**That is one reason why kendo just hasn’t caught on with American martial artists. People come to the dojo expecting to become Obi Wan Kenobi in a week and a half, and instead find themselves repeating the same basic motions (men, kote, do) over and over again, literally thousands of times before they’re ever allowed to put on bogu. Their feet will blister and bleed before the callouses build up. Their backs will ache, their arms will feel like they’re going to fall off, and their knees will give out. Depending on how severe their sensei is, they might even throw up. Most Americans just don’t have the patience and discipline. Our club at our university was like a revolving door of students.
***The sword moves so quickly and unpredictably that you can’t trust your reactions to it. It is very easy to mislead someone who is watching the tip of your sword, and trick them into opening up to you. You should focus on your opponent’s eyes, while keeping the entire motion of their body in view. In kendo, this is called “looking at a far mountain” and I’ll say more about it in the future.

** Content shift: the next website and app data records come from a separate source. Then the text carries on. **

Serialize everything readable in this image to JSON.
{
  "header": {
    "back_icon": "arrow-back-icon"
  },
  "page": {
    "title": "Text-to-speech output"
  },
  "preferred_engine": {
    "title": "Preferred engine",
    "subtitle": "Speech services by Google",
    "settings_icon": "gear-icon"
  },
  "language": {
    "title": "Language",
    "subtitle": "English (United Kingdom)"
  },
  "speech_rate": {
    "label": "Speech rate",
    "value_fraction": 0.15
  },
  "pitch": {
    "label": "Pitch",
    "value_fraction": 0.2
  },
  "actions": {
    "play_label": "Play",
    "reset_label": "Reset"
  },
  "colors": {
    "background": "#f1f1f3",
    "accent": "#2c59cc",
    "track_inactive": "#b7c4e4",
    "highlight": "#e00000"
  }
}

Post Script: Unfortunately, I must also add a very sad note to this post–due to increasing problems with my joints, I’ve had to decide to officially quit practicing kendo for good, starting this week. My body, it seems, was never designed for the kinds of repetitive motions the sport requires. I’ve already had two shoulder surgeries and ignored the advice of two doctors. After going back to practice this month, I felt my elbows start to ache like my shoulders did. Unfortunately, I’m just not good enough at it to justify four surgeries for the sake of kendo, and I would like to be able to move when I’m older.

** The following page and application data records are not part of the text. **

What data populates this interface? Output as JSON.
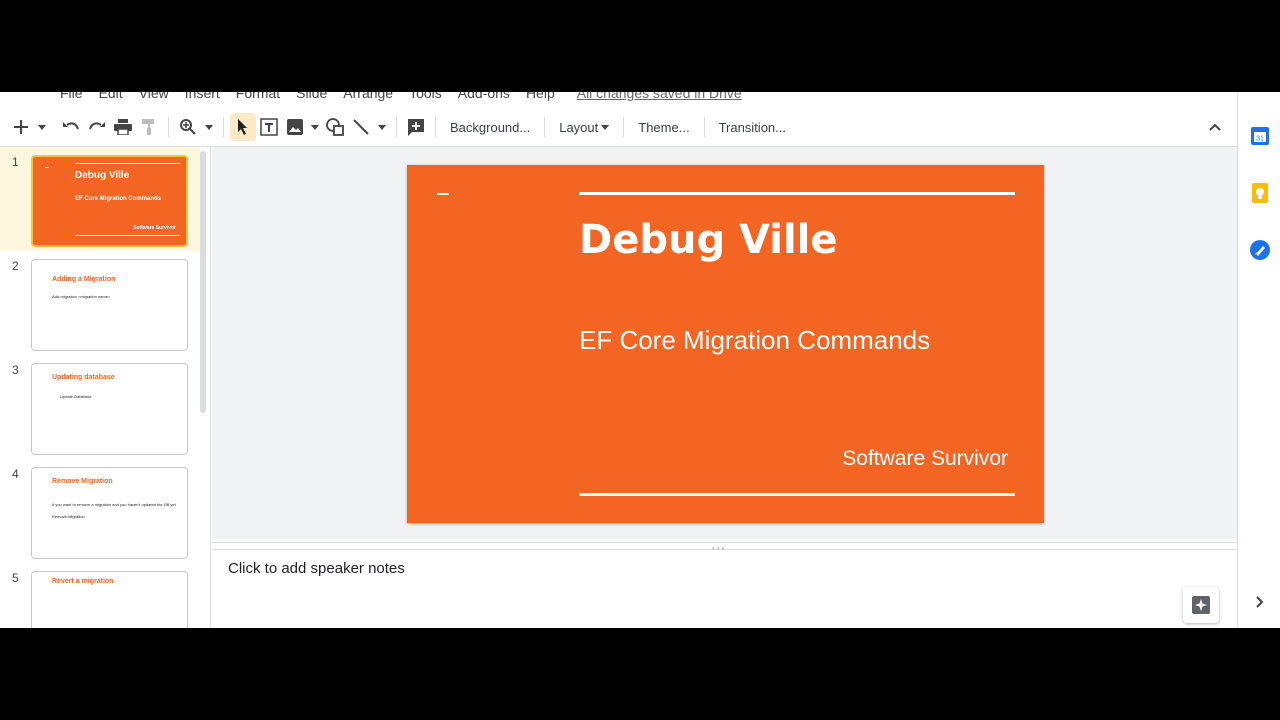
{
  "menu": {
    "items": [
      "File",
      "Edit",
      "View",
      "Insert",
      "Format",
      "Slide",
      "Arrange",
      "Tools",
      "Add-ons",
      "Help"
    ],
    "save_status": "All changes saved in Drive"
  },
  "toolbar": {
    "background_label": "Background...",
    "layout_label": "Layout",
    "theme_label": "Theme...",
    "transition_label": "Transition..."
  },
  "slides": [
    {
      "number": "1",
      "title": "Debug Ville",
      "subtitle": "EF Core Migration Commands",
      "author": "Software Survivor"
    },
    {
      "number": "2",
      "title": "Adding a Migration",
      "body": "Add-migration <migration name>"
    },
    {
      "number": "3",
      "title": "Updating database",
      "body": "Update-Database"
    },
    {
      "number": "4",
      "title": "Remove Migration",
      "body": "If you want to remove a migration and you haven't updated the DB yet",
      "body2": "Remove-Migration"
    },
    {
      "number": "5",
      "title": "Revert a migration"
    }
  ],
  "current_slide": {
    "title": "Debug Ville",
    "subtitle": "EF Core Migration Commands",
    "author": "Software Survivor"
  },
  "notes": {
    "placeholder": "Click to add speaker notes"
  },
  "colors": {
    "slide_bg": "#f26522",
    "selected_thumb_border": "#f7c242"
  }
}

Kendo has taught me so much over the years, and in many ways it helped me become a strong and honorable man. It gave me a backbone, discipline, and intensity that I doubt that I otherwise would have had. I would like my series of posts here to be a thank you to the sport and those who who have invested so much time and effort in teaching it to me (in chronological order): Kanako Ono, Ai Nariyama, Charles Riddle, Carl Basham Sensei, Russel Ichimura Sensei, and Min Kang. Thank you again for everything you have done. You made a serious difference in my life that will last beyond my days in bogu.